She didn't post the video to "bash anyone," she said, but to show "loyalty to all those who put hours and hours in putting them up." The video was shared, and Wood said it was interpreted as a representation of hateful action against the LGBTQ community—which she said it wasn't. The backlash was immediate, calling for Wood to be fired from her place of employment.
"It looks so terrible without context, but it literally had nothing to do with people the ribbons represented, just uncovering the blues ones," Wood said. "Through this, people I have never ever met began to make calls, emails, and Facebook messages to my past brokers saying I hated gay people, and that I should be fired, also calling me a racist and many other derogatory depictions."
Woods removed her account, she said, for safety reasons after receiving threats and one death threat.

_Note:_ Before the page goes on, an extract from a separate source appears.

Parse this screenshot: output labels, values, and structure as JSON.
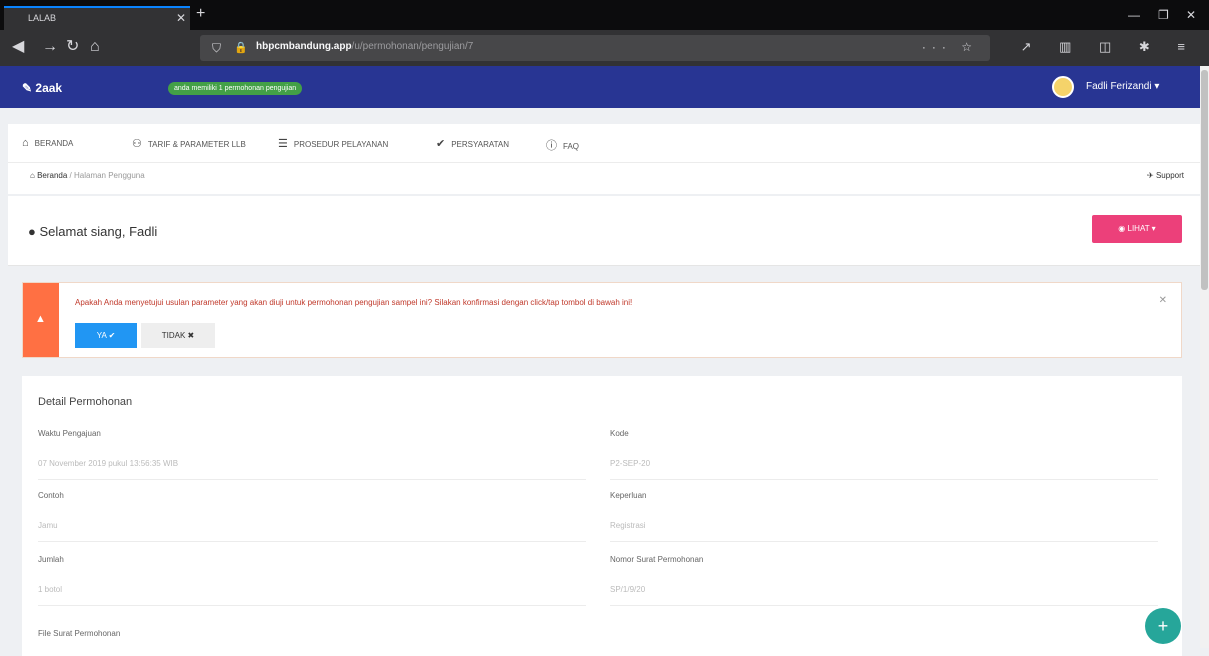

"It has been so challenging; I have cried and cried for days trying to figure out how to resolve this and explain our intentions," she said.
The social media ribbon conversation began to escalate when the Protect Five Cities group started talking about putting up ribbons that were harder to remove—such as using blue duct tape or putting the ribbons higher up on the trees with ladders.
"We also saw a post from somebody that advocated for putting poison oak on the blue ribbons so that if somebody tried to remove them, they would have a nasty surprise," Grover Beach City Manager Bronson said.
At that point, Bronson stepped in via the city of Grover Beach's Facebook page to say that individual items are not permitted on city-owned property, including trees, and are subject to removal.
"It was unfortunate that the city had to step in and do this, but given what was transpiring, we felt that we had to step in as a city and really call time-out and urge people to show their support for their causes—be it law enforcement, first responders, Black Lives Matter, and other causes—on their own property," he said.
The video of Wood and her friend was shared on the SLO County Protest Watch Facebook page along with another video of a woman confronting underage girls putting up the multi-colored ribbons. The mother of the girls asked New Times to keep her name anonymous for safety concerns. She said she felt the blue ribbons were put up in direct opposition to the Black Lives Matter marches.
"We kind of just wanted to illustrate what it feels like when people say 'all lives matter,' because you know that's exactly what the rainbow ribbons did," she said.
She said she and her daughters split up to tie the ribbons, but a woman approached the girls and asked them if they were putting up the ribbons in support of the Black Lives Matter movement. She said the woman also shamed the girls for the rainbow ribbons.
"I've lived here for 18 years and this is the first time I've had a fairly nasty interaction with the public and I feel like that's, ... this is what our president has done. I mean he's turned even the happiest place in the country to a divided place," she said. Δ